In addition to emotional changes, therapy can also lead to shifts in behaviors. You might outgrow relationships that at one time satisfied needs you no longer have – with partners, family, friends, and others. This process can be distressing. It can also be exciting, because while you may come to enjoy the company of fewer people in your original circle, you are likely to enjoy your own company, and that of different people, more.
Your interests may also evolve. You may feel less fearful of change and seek out new experiences, such as a new job, new home, different hobbies, or new career or life path.
There is always a level of uncertainty in change. It is likely that you will feel worse before you will feel better. It is possible that you will make no significant changes and that you will not get better. It is a serpentine path with no promises. However, you should weigh these risks against the risk of maintaining the path you are currently on. Unfortunately, long patterns of psychological distress do not substantially improve on their own.
Yes, there are alternative treatments to the therapy Dr. Agree provides. First, there are other types of therapy. Dr. Agree provides in-depth therapy for personality development, because she believes it is the most effective means of achieving a genuine, lasting sense of safety, security and strength.
There are many therapies that are short-term treatments aimed at specific symptoms. In fact, most other therapies are shorter-term, and more symptom-focused, than the type of therapy that Dr. Agree practices, largely because insurance companies prefer them.
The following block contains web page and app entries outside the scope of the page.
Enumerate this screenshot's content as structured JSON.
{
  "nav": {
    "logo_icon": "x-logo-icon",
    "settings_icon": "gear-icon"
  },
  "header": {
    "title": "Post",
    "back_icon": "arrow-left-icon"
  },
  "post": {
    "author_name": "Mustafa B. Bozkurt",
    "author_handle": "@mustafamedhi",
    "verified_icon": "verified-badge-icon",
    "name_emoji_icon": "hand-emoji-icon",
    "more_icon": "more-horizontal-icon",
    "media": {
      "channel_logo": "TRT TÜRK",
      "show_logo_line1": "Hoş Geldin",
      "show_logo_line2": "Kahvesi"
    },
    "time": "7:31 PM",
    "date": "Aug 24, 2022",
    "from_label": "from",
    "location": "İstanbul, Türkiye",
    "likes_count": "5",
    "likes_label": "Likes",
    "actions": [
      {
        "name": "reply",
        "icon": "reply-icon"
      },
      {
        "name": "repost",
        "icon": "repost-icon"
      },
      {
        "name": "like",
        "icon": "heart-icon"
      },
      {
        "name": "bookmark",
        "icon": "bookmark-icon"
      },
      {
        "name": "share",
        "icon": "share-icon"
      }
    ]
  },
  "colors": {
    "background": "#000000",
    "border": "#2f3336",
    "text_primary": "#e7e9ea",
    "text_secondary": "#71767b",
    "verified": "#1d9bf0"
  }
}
For example, Cognitive Behavioral Therapy (CBT) is a popular type of therapy, favored by insurance companies, because it targets specific symptoms in a measurable way (eg: number of hours sleeping, exercising, socializing, etc., negative v. positive thoughts), and is generally a time-limited treatment.
Dr. Agree believes symptoms that are obvious to us are manifestations of deeper, more complex experiences. She finds that addressing not only the immediate symptoms, but also their meaning and genesis, creates the opportunity for greater substantive change.
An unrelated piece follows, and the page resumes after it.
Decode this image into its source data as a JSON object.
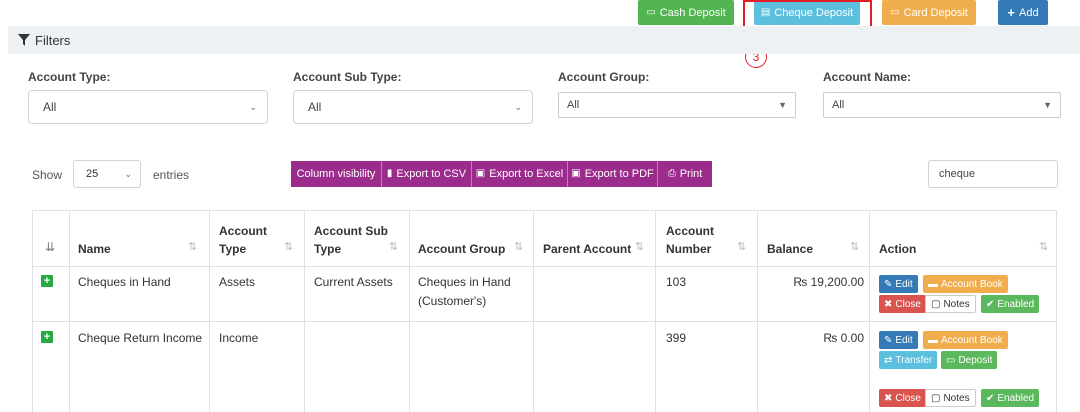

In addition to other therapies, medication is also a form of treatment for psychological suffering. Studies have shown that medication alone is generally not very helpful. However, in conjunction with therapy, it has shown to be beneficial for some people. Dr. Agree does not prescribe medication, but is happy to refer you to a psychiatrist for an evaluation.